INSTRUCTIONS TO FOLLOW:
Without pictures, retype the following entries exactly.

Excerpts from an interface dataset
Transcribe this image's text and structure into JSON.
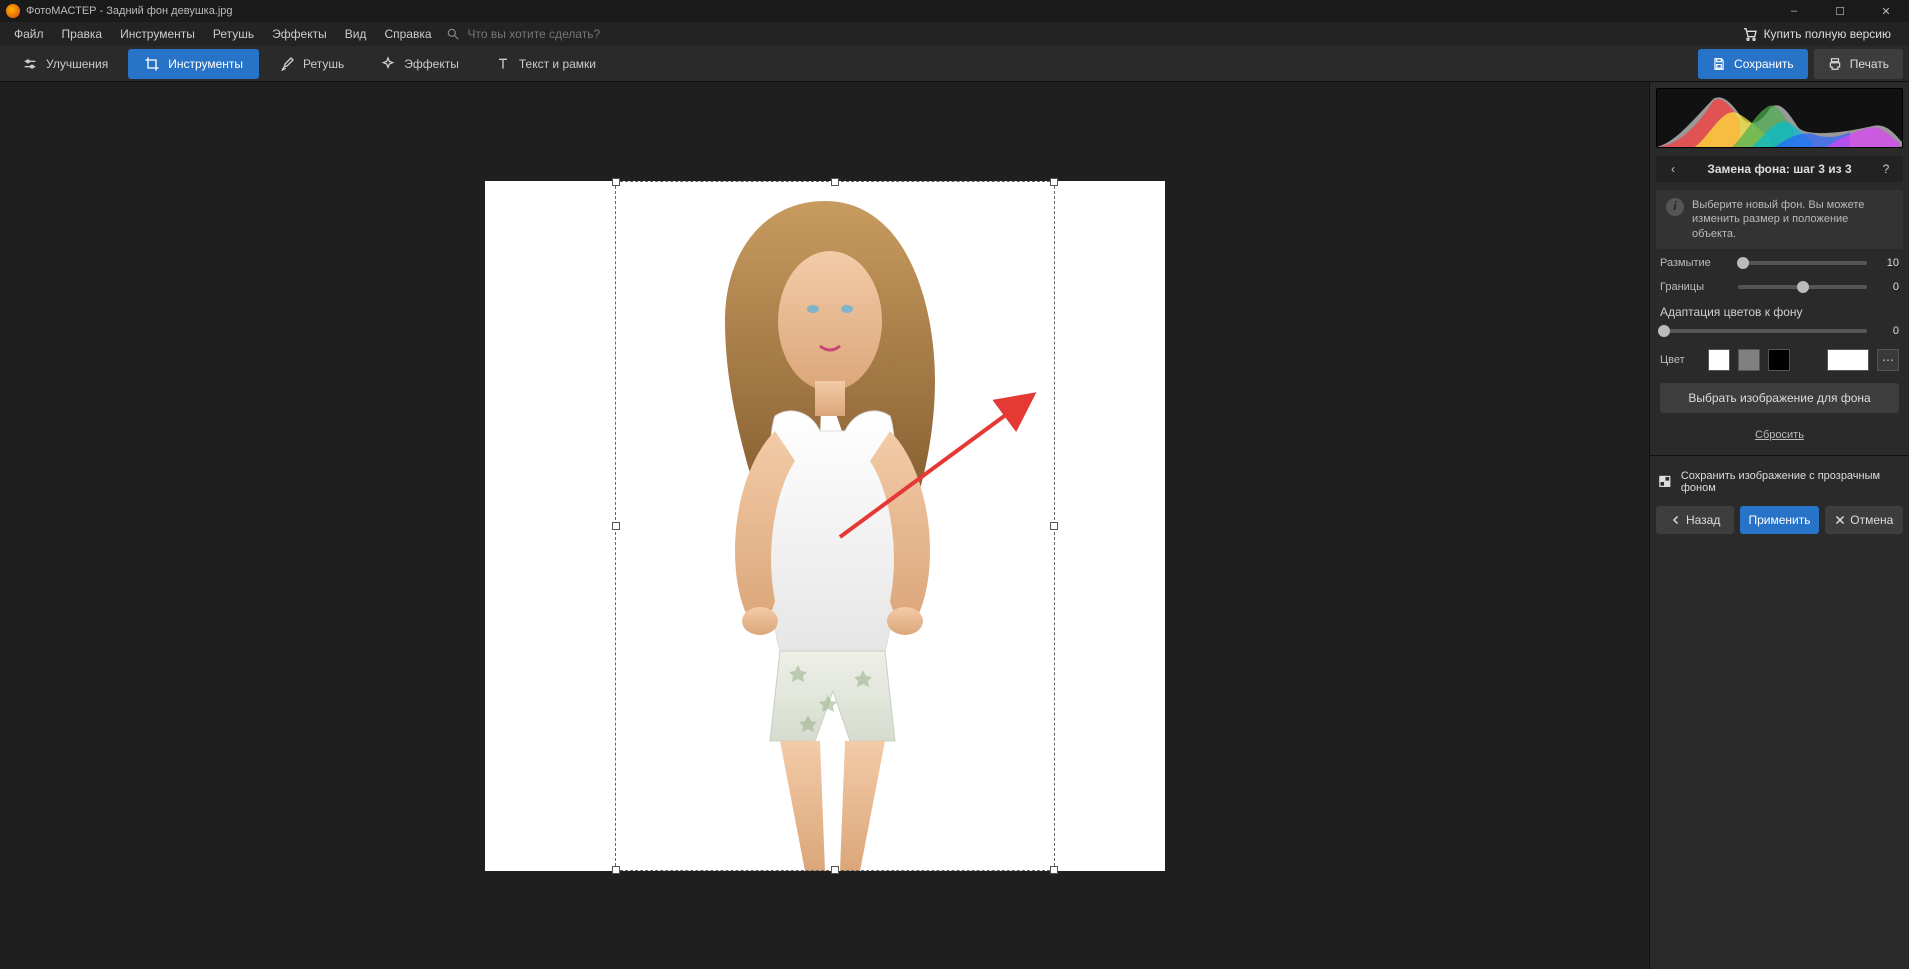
{
  "title": "ФотоМАСТЕР - Задний фон девушка.jpg",
  "window_controls": {
    "min": "–",
    "max": "☐",
    "close": "✕"
  },
  "menu": [
    "Файл",
    "Правка",
    "Инструменты",
    "Ретушь",
    "Эффекты",
    "Вид",
    "Справка"
  ],
  "search_placeholder": "Что вы хотите сделать?",
  "buy_full": "Купить полную версию",
  "tabs": [
    {
      "id": "improve",
      "label": "Улучшения",
      "active": false
    },
    {
      "id": "tools",
      "label": "Инструменты",
      "active": true
    },
    {
      "id": "retouch",
      "label": "Ретушь",
      "active": false
    },
    {
      "id": "effects",
      "label": "Эффекты",
      "active": false
    },
    {
      "id": "text",
      "label": "Текст и рамки",
      "active": false
    }
  ],
  "toolbar_right": {
    "save": "Сохранить",
    "print": "Печать"
  },
  "rpanel": {
    "header": "Замена фона: шаг 3 из 3",
    "info": "Выберите новый фон. Вы можете изменить размер и положение объекта.",
    "sliders": [
      {
        "id": "blur",
        "label": "Размытие",
        "value": 10,
        "pos_pct": 4
      },
      {
        "id": "edges",
        "label": "Границы",
        "value": 0,
        "pos_pct": 50
      },
      {
        "id": "adapt",
        "label": "Адаптация цветов к фону",
        "value": 0,
        "pos_pct": 2,
        "full": true
      }
    ],
    "color_label": "Цвет",
    "swatches": [
      "#ffffff",
      "#808080",
      "#000000"
    ],
    "current_color": "#ffffff",
    "choose_bg": "Выбрать изображение для фона",
    "reset": "Сбросить",
    "save_transparent": "Сохранить изображение с прозрачным фоном",
    "actions": {
      "back": "Назад",
      "apply": "Применить",
      "cancel": "Отмена"
    }
  }
}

PROBLEM SOLUTION:
Transcribe this image's text and structure into JSON.
{
  "title": "ФотоМАСТЕР - Задний фон девушка.jpg",
  "window_controls": {
    "min": "–",
    "max": "☐",
    "close": "✕"
  },
  "menu": [
    "Файл",
    "Правка",
    "Инструменты",
    "Ретушь",
    "Эффекты",
    "Вид",
    "Справка"
  ],
  "search_placeholder": "Что вы хотите сделать?",
  "buy_full": "Купить полную версию",
  "tabs": [
    {
      "id": "improve",
      "label": "Улучшения",
      "active": false
    },
    {
      "id": "tools",
      "label": "Инструменты",
      "active": true
    },
    {
      "id": "retouch",
      "label": "Ретушь",
      "active": false
    },
    {
      "id": "effects",
      "label": "Эффекты",
      "active": false
    },
    {
      "id": "text",
      "label": "Текст и рамки",
      "active": false
    }
  ],
  "toolbar_right": {
    "save": "Сохранить",
    "print": "Печать"
  },
  "rpanel": {
    "header": "Замена фона: шаг 3 из 3",
    "info": "Выберите новый фон. Вы можете изменить размер и положение объекта.",
    "sliders": [
      {
        "id": "blur",
        "label": "Размытие",
        "value": 10,
        "pos_pct": 4
      },
      {
        "id": "edges",
        "label": "Границы",
        "value": 0,
        "pos_pct": 50
      },
      {
        "id": "adapt",
        "label": "Адаптация цветов к фону",
        "value": 0,
        "pos_pct": 2,
        "full": true
      }
    ],
    "color_label": "Цвет",
    "swatches": [
      "#ffffff",
      "#808080",
      "#000000"
    ],
    "current_color": "#ffffff",
    "choose_bg": "Выбрать изображение для фона",
    "reset": "Сбросить",
    "save_transparent": "Сохранить изображение с прозрачным фоном",
    "actions": {
      "back": "Назад",
      "apply": "Применить",
      "cancel": "Отмена"
    }
  }
}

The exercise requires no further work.